NASHVILLE (WSMV) - Scooter company Spin, a relative newcomer to the scooter market in Nashville, is responding to Mayor David Briley's threat of banning scooters after injuries and at least one reported death. Spin says the problem is not the scooters themselves, but how many are on Nashville's roads.
"Currently, there are over 4,000 scooters in Nashville -- a number that we believe is too large given the current compliance rate and trends in user behavior," said Spin in a letter to Mayor Briley and Vice Mayor Jim Shulman.
The company, an independent subsidiary of the Ford Motor Company, says they have a "proven track record of working with local governments across the country on safety and compliance issues."
The company refused to sign on to a new recommended list of industry standards earlier this week, stating they believe Nashville needs a different strategy for tackling the scooter problem.
Spin is asking for the number of scooters to be reduced by 50 percent and for there to be an equal distribution of scooters (overall fleet size) amongst the seven companies currently operating in Nashville.
"Halving the current total number of scooters and then allocating equal-sized fleets among all operators would allow all companies that have invested in -- and hired from -- the local community to continue to provide a sustainable mobility mode for the City," said Spin in the letter, "At the same time, creating an equal playing field among all operators would reduce a company’s incentive to aggressively expand its operations-- which we believe has been another cause of the safety and clutter concerns."
The company is also pushing for a stop to the pilot program currently in place and is requesting the city move to a "Request For Proposal (RFP) with a limited number of operators."
"By moving to a competitive solicitation process, the City would also have greater ability to hold the selected companies accountable and responsible for safe operations," said Spin in the letter.
They believe that the new RFP should require a focus on compliance to Metro rules and processes, all companies should have full-time employees on staff, and there should be dynamic fleet expansions at the discretion of Metro government.
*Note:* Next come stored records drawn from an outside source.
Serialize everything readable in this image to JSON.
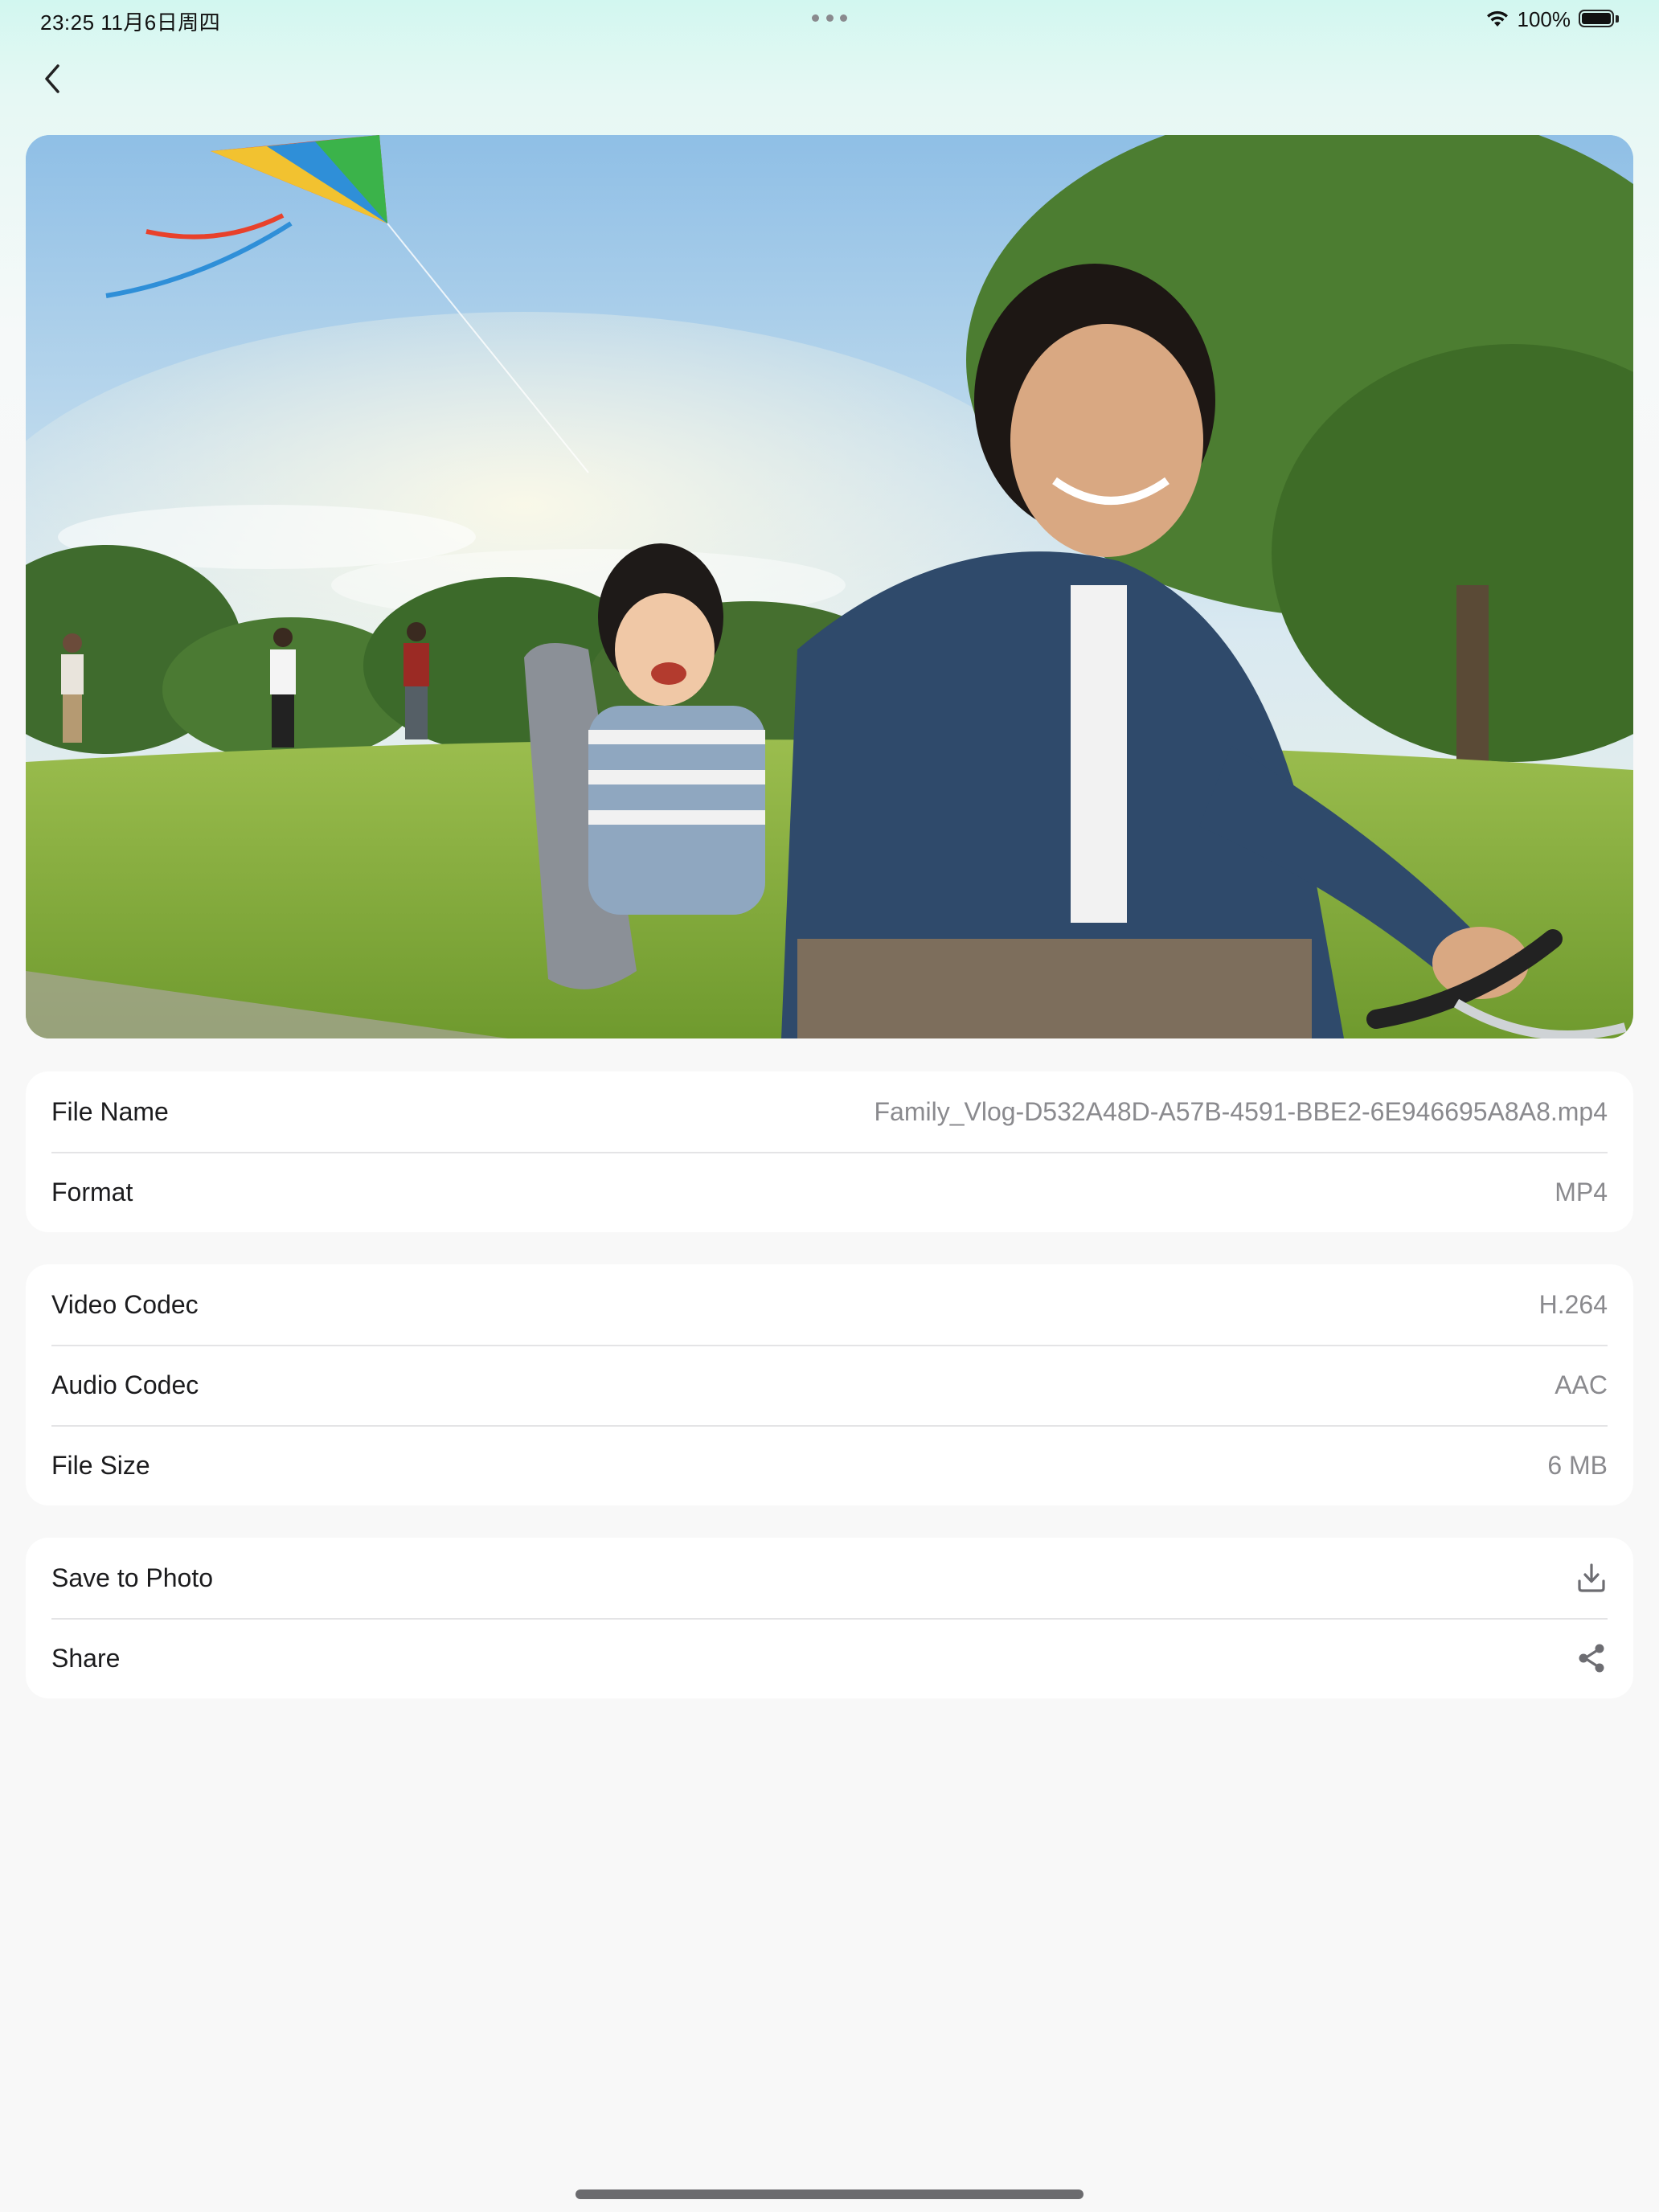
{
  "status_bar": {
    "time": "23:25  11月6日周四",
    "battery_percent": "100%",
    "battery_level": 1.0,
    "icons": [
      "wifi-icon",
      "battery-icon",
      "more-dots-icon"
    ]
  },
  "nav": {
    "back_icon": "chevron-left-icon"
  },
  "media": {
    "kind": "video-preview"
  },
  "file_info": [
    {
      "label": "File Name",
      "value": "Family_Vlog-D532A48D-A57B-4591-BBE2-6E946695A8A8.mp4"
    },
    {
      "label": "Format",
      "value": "MP4"
    }
  ],
  "codec_info": [
    {
      "label": "Video Codec",
      "value": "H.264"
    },
    {
      "label": "Audio Codec",
      "value": "AAC"
    },
    {
      "label": "File Size",
      "value": "6 MB"
    }
  ],
  "actions": [
    {
      "label": "Save to Photo",
      "icon": "download-icon"
    },
    {
      "label": "Share",
      "icon": "share-icon"
    }
  ],
  "colors": {
    "background_top": "#d2f7f0",
    "background": "#f8f8f8",
    "card": "#ffffff",
    "label": "#1c1c1e",
    "secondary": "#8a8a8e",
    "separator": "#e4e4e6"
  }
}
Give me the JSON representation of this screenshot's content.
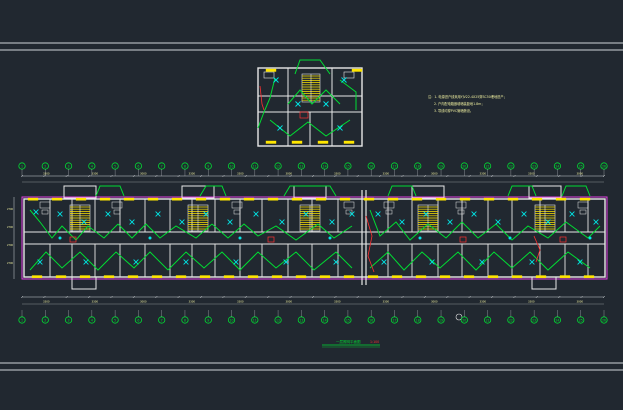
{
  "drawing": {
    "background": "#212830",
    "colors": {
      "frame": "#d0d4d8",
      "wall": "#e8e8e8",
      "wiring": "#00dd33",
      "fixture": "#00e5e5",
      "boundary": "#e040e0",
      "accent": "#ff3030",
      "equipment": "#ffe600",
      "dim_text": "#f0f0a0",
      "grid_bubble": "#00dd33"
    },
    "notes": [
      "注：1. 电源进户线采用YJV22-4X25穿SC50埋地进户；",
      "2. 户内配电箱嵌墙暗装距地1.8m；",
      "3. 导线均穿PVC管暗敷设。"
    ],
    "title_main": "一层照明平面图",
    "title_scale": "1:100",
    "grid_top": [
      "1",
      "2",
      "3",
      "4",
      "5",
      "6",
      "7",
      "8",
      "9",
      "10",
      "11",
      "12",
      "13",
      "14",
      "15",
      "16",
      "17",
      "18",
      "19",
      "20",
      "21",
      "22",
      "23",
      "24",
      "25",
      "26"
    ],
    "grid_bottom": [
      "1",
      "2",
      "3",
      "4",
      "5",
      "6",
      "7",
      "8",
      "9",
      "10",
      "11",
      "12",
      "13",
      "14",
      "15",
      "16",
      "17",
      "18",
      "19",
      "20",
      "21",
      "22",
      "23",
      "24",
      "25",
      "26"
    ],
    "dim_labels_top": [
      "3300",
      "3300",
      "3000",
      "3300",
      "3300",
      "3000",
      "3300",
      "3300",
      "3000",
      "3300",
      "3300",
      "3000"
    ],
    "dim_labels_bottom": [
      "3300",
      "3300",
      "3000",
      "3300",
      "3300",
      "3000",
      "3300",
      "3300",
      "3000",
      "3300",
      "3300",
      "3000"
    ],
    "room_dims": [
      "2700",
      "2700",
      "2700",
      "2700"
    ]
  }
}
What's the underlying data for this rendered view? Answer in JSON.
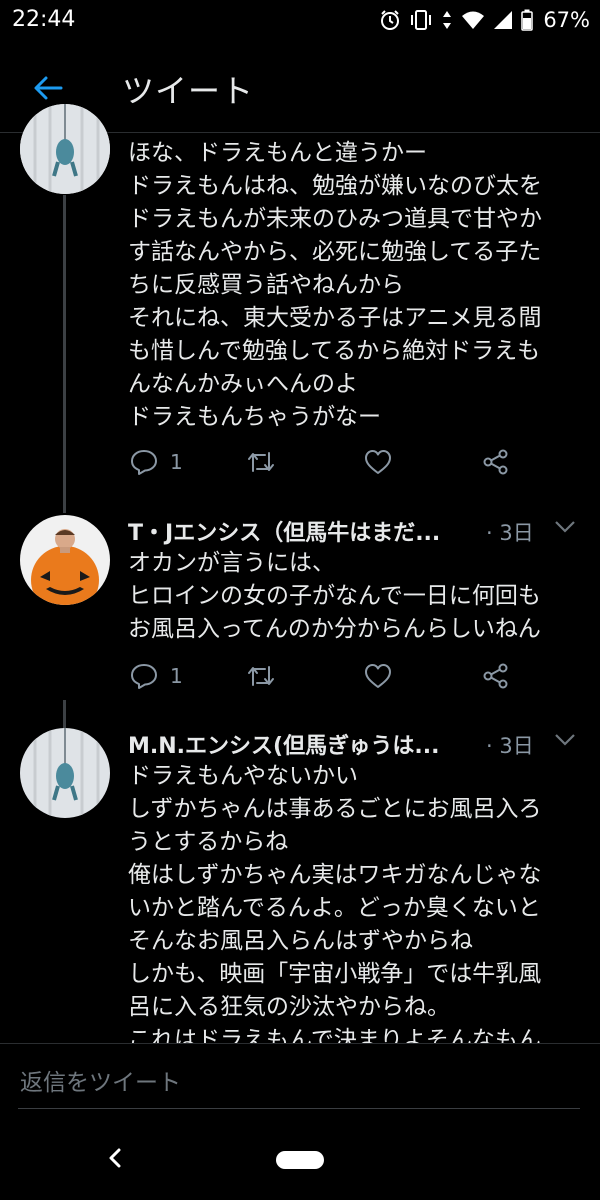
{
  "status_bar": {
    "time": "22:44",
    "battery": "67%"
  },
  "header": {
    "title": "ツイート"
  },
  "tweets": [
    {
      "text": "ほな、ドラえもんと違うかー\nドラえもんはね、勉強が嫌いなのび太を\nドラえもんが未来のひみつ道具で甘やか\nす話なんやから、必死に勉強してる子た\nちに反感買う話やねんから\nそれにね、東大受かる子はアニメ見る間\nも惜しんで勉強してるから絶対ドラえも\nんなんかみぃへんのよ\nドラえもんちゃうがなー",
      "reply_count": "1"
    },
    {
      "name": "T・Jエンシス（但馬牛はまだ...",
      "time": "· 3日",
      "text": "オカンが言うには、\nヒロインの女の子がなんで一日に何回も\nお風呂入ってんのか分からんらしいねん",
      "reply_count": "1"
    },
    {
      "name": "M.N.エンシス(但馬ぎゅうは...",
      "time": "· 3日",
      "text": "ドラえもんやないかい\nしずかちゃんは事あるごとにお風呂入ろ\nうとするからね\n俺はしずかちゃん実はワキガなんじゃな\nいかと踏んでるんよ。どっか臭くないと\nそんなお風呂入らんはずやからね\nしかも、映画「宇宙小戦争」では牛乳風\n呂に入る狂気の沙汰やからね。\nこれはドラえもんで決まりよそんなもん"
    }
  ],
  "reply_bar": {
    "placeholder": "返信をツイート"
  },
  "colors": {
    "accent": "#1d9bf0",
    "muted": "#8b98a5",
    "background": "#000000",
    "text": "#e7e9ea"
  },
  "icons": [
    "back-arrow-icon",
    "reply-icon",
    "retweet-icon",
    "like-icon",
    "share-icon",
    "chevron-down-icon",
    "alarm-icon",
    "vibrate-icon",
    "data-arrows-icon",
    "wifi-icon",
    "signal-icon",
    "battery-icon"
  ]
}
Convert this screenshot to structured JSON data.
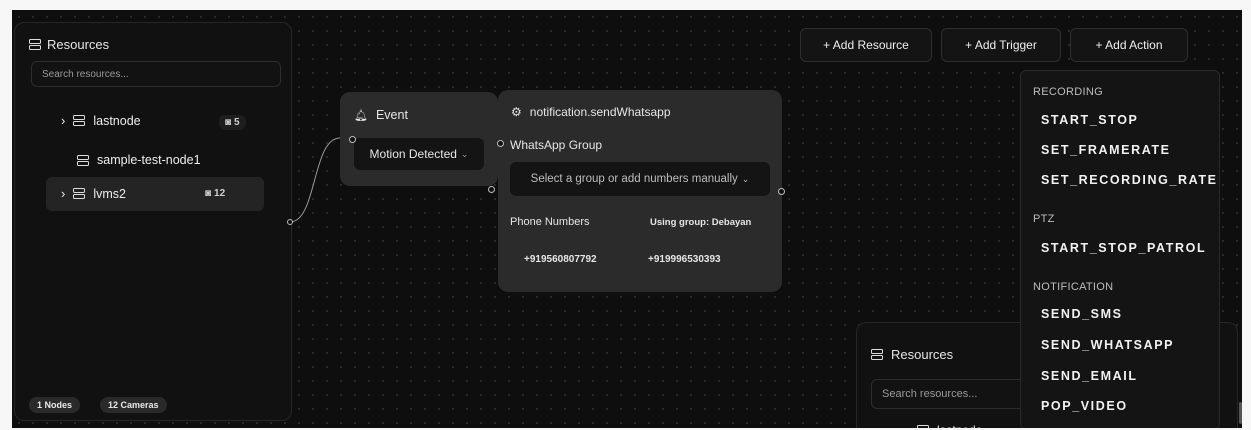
{
  "left_panel": {
    "title": "Resources",
    "search_placeholder": "Search resources...",
    "items": [
      {
        "label": "lastnode",
        "count": "5"
      },
      {
        "label": "sample-test-node1"
      },
      {
        "label": "lvms2",
        "count": "12"
      }
    ],
    "footer": {
      "nodes": "1 Nodes",
      "cameras": "12 Cameras"
    }
  },
  "toolbar": {
    "add_resource": "+ Add Resource",
    "add_trigger": "+ Add Trigger",
    "add_action": "+ Add Action"
  },
  "event_node": {
    "title": "Event",
    "select_value": "Motion Detected"
  },
  "action_node": {
    "title": "notification.sendWhatsapp",
    "group_label": "WhatsApp Group",
    "group_placeholder": "Select a group or add numbers manually",
    "phone_label": "Phone Numbers",
    "using_group": "Using group: Debayan",
    "phones": [
      "+919560807792",
      "+919996530393"
    ]
  },
  "action_menu": {
    "sections": [
      {
        "title": "RECORDING",
        "items": [
          "START_STOP",
          "SET_FRAMERATE",
          "SET_RECORDING_RATE"
        ]
      },
      {
        "title": "PTZ",
        "items": [
          "START_STOP_PATROL"
        ]
      },
      {
        "title": "NOTIFICATION",
        "items": [
          "SEND_SMS",
          "SEND_WHATSAPP",
          "SEND_EMAIL",
          "POP_VIDEO"
        ]
      }
    ]
  },
  "right_panel": {
    "title": "Resources",
    "search_placeholder": "Search resources...",
    "partial_item": "lastnode"
  }
}
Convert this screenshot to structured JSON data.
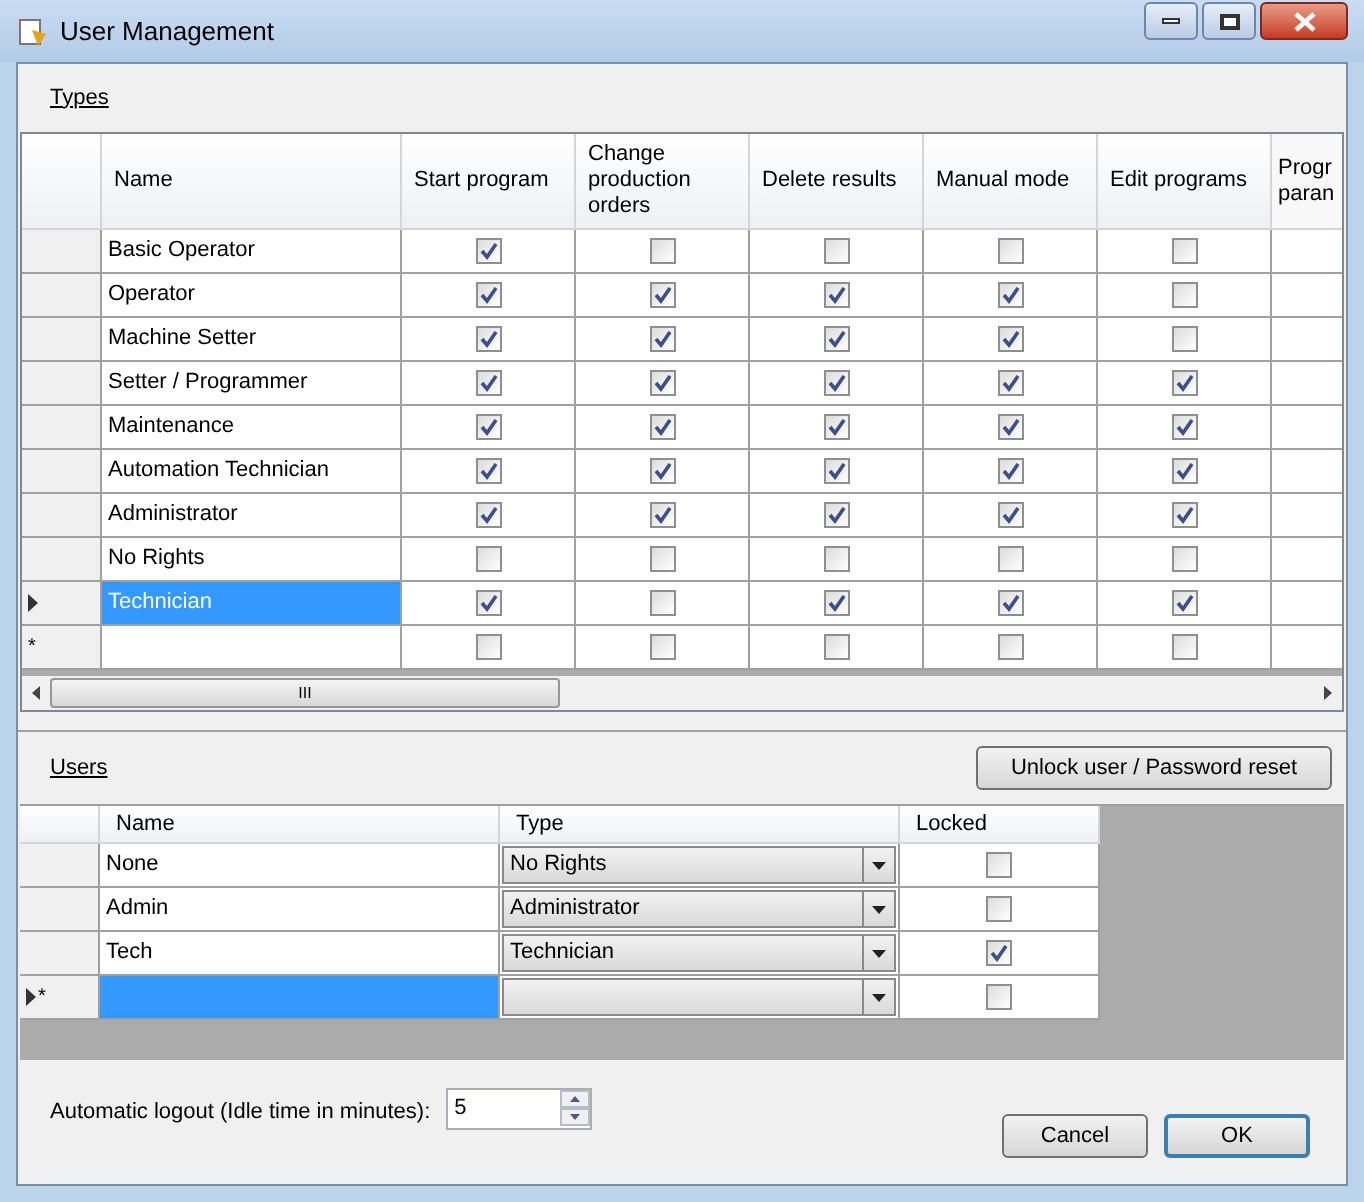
{
  "window": {
    "title": "User Management"
  },
  "types": {
    "label": "Types",
    "columns": [
      "Name",
      "Start program",
      "Change production orders",
      "Delete results",
      "Manual mode",
      "Edit programs"
    ],
    "cut_column": [
      "Progr",
      "paran"
    ],
    "rows": [
      {
        "name": "Basic Operator",
        "selected": false,
        "current": false,
        "perms": [
          true,
          false,
          false,
          false,
          false
        ]
      },
      {
        "name": "Operator",
        "selected": false,
        "current": false,
        "perms": [
          true,
          true,
          true,
          true,
          false
        ]
      },
      {
        "name": "Machine Setter",
        "selected": false,
        "current": false,
        "perms": [
          true,
          true,
          true,
          true,
          false
        ]
      },
      {
        "name": "Setter / Programmer",
        "selected": false,
        "current": false,
        "perms": [
          true,
          true,
          true,
          true,
          true
        ]
      },
      {
        "name": "Maintenance",
        "selected": false,
        "current": false,
        "perms": [
          true,
          true,
          true,
          true,
          true
        ]
      },
      {
        "name": "Automation Technician",
        "selected": false,
        "current": false,
        "perms": [
          true,
          true,
          true,
          true,
          true
        ]
      },
      {
        "name": "Administrator",
        "selected": false,
        "current": false,
        "perms": [
          true,
          true,
          true,
          true,
          true
        ]
      },
      {
        "name": "No Rights",
        "selected": false,
        "current": false,
        "perms": [
          false,
          false,
          false,
          false,
          false
        ]
      },
      {
        "name": "Technician",
        "selected": true,
        "current": true,
        "perms": [
          true,
          false,
          true,
          true,
          true
        ]
      },
      {
        "new_row_mark": "*",
        "selected": false,
        "current": false,
        "perms": [
          false,
          false,
          false,
          false,
          false
        ]
      }
    ],
    "scrollbar_grip": "III"
  },
  "users": {
    "label": "Users",
    "unlock_button": "Unlock user / Password reset",
    "columns": [
      "Name",
      "Type",
      "Locked"
    ],
    "rows": [
      {
        "name": "None",
        "type": "No Rights",
        "locked": false,
        "selected": false,
        "current": false
      },
      {
        "name": "Admin",
        "type": "Administrator",
        "locked": false,
        "selected": false,
        "current": false
      },
      {
        "name": "Tech",
        "type": "Technician",
        "locked": true,
        "selected": false,
        "current": false
      },
      {
        "new_row_mark": "*",
        "selected": true,
        "current": true,
        "locked": false
      }
    ]
  },
  "logout": {
    "label": "Automatic logout (Idle time in minutes):",
    "value": "5"
  },
  "buttons": [
    {
      "label": "Cancel",
      "default": false
    },
    {
      "label": "OK",
      "default": true
    }
  ]
}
"While we support caps that are flexible and can be increased, the City should have full discretion and authority over fleet-size expansions and consider compliance and any other factors instead of solely relying on an operator’s self-reported ride numbers," said Spin in the letter.
READ the full letter from Spin below: